And as we passed into Maryland, my phone picked up data once more. I checked Facebook, and saw Easter greetings.
“He is risen, He is risen indeed!”
“Now upon the first day of the week, very early in the morning, they came unto the sepulcher…and they found the stone rolled away…
Why seek ye the living among the dead? He is not here, but is risen.”
The lady sitting next to me stirred. She pulled the hat away from her face, murmuring a good morning.
“Good morning,” my reply was instantaneous, “Happy Easter.”
“Is it Easter?” She pulled her bags together, “I’m going to the dining car.”
So she left. And I sat alone on a train, gazing at the Maryland farms. Spring had barely reached this part of the country. The trees were bare, the grass just beginning to truly turn green.
I missed the Church. Had I ever truly longed to be with fellow believers before on a Sunday?
My friends posted posted songs on Facebook. I ached to sing them with someone, anyone.
Christ the Lord is ris’n today, Alleluia!
Sons of men and angels say, Alleluia!
Raise your joys and triumphs high, Alleluia!
Sing, ye heav’ns, and earth, reply, Alleluia!
The train passed through DC suburbs. I loved seeing life like this, the children riding bikes alongside the tracks. People walking outside their apartments. A park, families were flying kites. Then the train disappeared underground.

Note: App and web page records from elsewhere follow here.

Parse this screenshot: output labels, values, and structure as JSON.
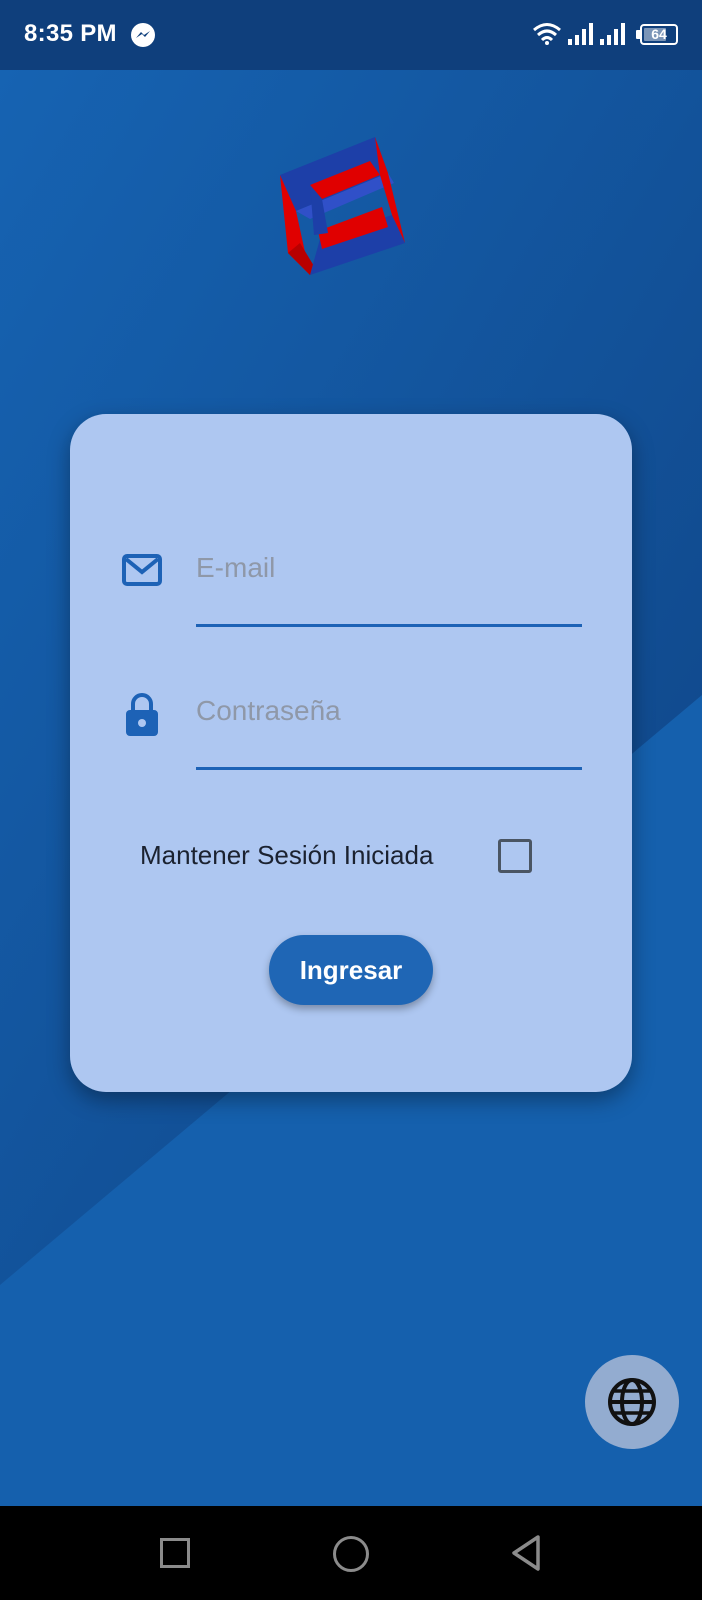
{
  "status_bar": {
    "time": "8:35 PM",
    "battery_level": "64",
    "icons": [
      "messenger-icon",
      "wifi-icon",
      "signal-icon",
      "signal-icon",
      "battery-icon"
    ]
  },
  "logo": {
    "icon": "app-logo-icon",
    "colors": {
      "red": "#e00000",
      "blue": "#1d3fa8"
    }
  },
  "login_form": {
    "email": {
      "placeholder": "E-mail",
      "value": "",
      "icon": "mail-icon"
    },
    "password": {
      "placeholder": "Contraseña",
      "value": "",
      "icon": "lock-icon"
    },
    "remember": {
      "label": "Mantener Sesión Iniciada",
      "checked": false
    },
    "submit_label": "Ingresar"
  },
  "language_button": {
    "icon": "globe-icon"
  },
  "nav_bar": {
    "icons": [
      "recents-icon",
      "home-icon",
      "back-icon"
    ]
  },
  "colors": {
    "background": "#1560ad",
    "background_dark": "#0f4386",
    "status_bar": "#0f3f7c",
    "card": "#aec7f1",
    "accent": "#1f66b5"
  }
}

“Next stop, Union Station!”
I read the Easter passage, sitting on a train. I posted something Eastery on FB. And while the entire experience was horrible, and one I wish to never repeat, I’m grateful for that ill-fated trip.
Because this Palm Sunday, I stood with my fellow church members. We read the story of Jesus’ triumphal entry. And we praised together. Together we said, “Blessed is the King that comes in the Name of the Lord.”
I can whisper those words on a train. Or I can shout them with fellow believers.
I can pick through Union Station, skittish of strangers.
Or I can join my fellow worshippers and pick up Palm Branches to throw at Jesus’ feet.
I wanted to compare every moment of worship this Sunday with my dull experience last year.
The Dull experience of a deserted Capitol Hill. Of an entire Smithsonian museum empty of people. Of a train of strangers, of a moment alone gazing at centuries old historical writing.
Dull moments alone.
Dull earthly moments alone.
Nothing compares to worship. Worship this Easter. Worship with people.
Pick up palm branches and open your hearts to the King of Glory.
Rejoice Greatly, O Daughter of Zion, Shout, O Daughters of Jerusalem:
Behold your King comes unto you: He is Just and having Salvation;
lowly and riding upon a donkey, and upon a colt the foal of a donkey.
….They cast their garments upon the colt, and they set Jesus thereon. And as He went, they spread their clothes in the way.
And when He was come nigh, even now at the descent of the Mouth of Olives, the whole multitude of the disciples began to rejoice and praise God with a loud voice for all the mighty works that they had seen.
Saying, Blessed be the King that comes in the Name of the Lord; peace in heaven, and glory in the Highest.”
Zechariah 9:9 & Luke 19:35-38